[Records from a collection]
──────────────────────────────
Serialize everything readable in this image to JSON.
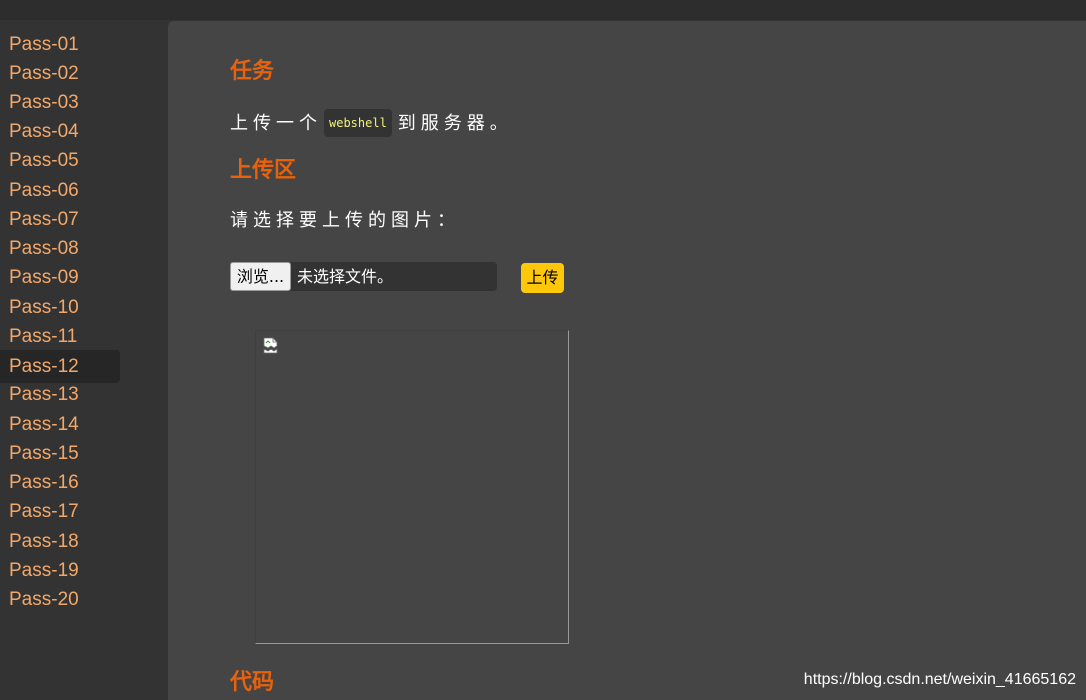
{
  "sidebar": {
    "items": [
      {
        "label": "Pass-01"
      },
      {
        "label": "Pass-02"
      },
      {
        "label": "Pass-03"
      },
      {
        "label": "Pass-04"
      },
      {
        "label": "Pass-05"
      },
      {
        "label": "Pass-06"
      },
      {
        "label": "Pass-07"
      },
      {
        "label": "Pass-08"
      },
      {
        "label": "Pass-09"
      },
      {
        "label": "Pass-10"
      },
      {
        "label": "Pass-11"
      },
      {
        "label": "Pass-12",
        "active": true
      },
      {
        "label": "Pass-13"
      },
      {
        "label": "Pass-14"
      },
      {
        "label": "Pass-15"
      },
      {
        "label": "Pass-16"
      },
      {
        "label": "Pass-17"
      },
      {
        "label": "Pass-18"
      },
      {
        "label": "Pass-19"
      },
      {
        "label": "Pass-20"
      }
    ]
  },
  "task": {
    "heading": "任务",
    "text_before": "上传一个",
    "code": "webshell",
    "text_after": "到服务器。"
  },
  "upload": {
    "heading": "上传区",
    "prompt": "请选择要上传的图片：",
    "browse_label": "浏览...",
    "file_status": "未选择文件。",
    "submit_label": "上传"
  },
  "preview": {
    "icon": "broken-image-icon"
  },
  "code_section": {
    "heading": "代码"
  },
  "watermark": {
    "text": "https://blog.csdn.net/weixin_41665162"
  },
  "colors": {
    "nav_text": "#f3a86b",
    "heading": "#e8620c",
    "upload_button": "#ffc709",
    "code_text": "#f3f17a",
    "panel": "#454545",
    "sidebar": "#333333"
  }
}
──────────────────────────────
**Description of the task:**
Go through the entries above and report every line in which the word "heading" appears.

**Finished task:**
    "heading": "任务",
    "heading": "上传区",
    "heading": "代码"
    "heading": "#e8620c",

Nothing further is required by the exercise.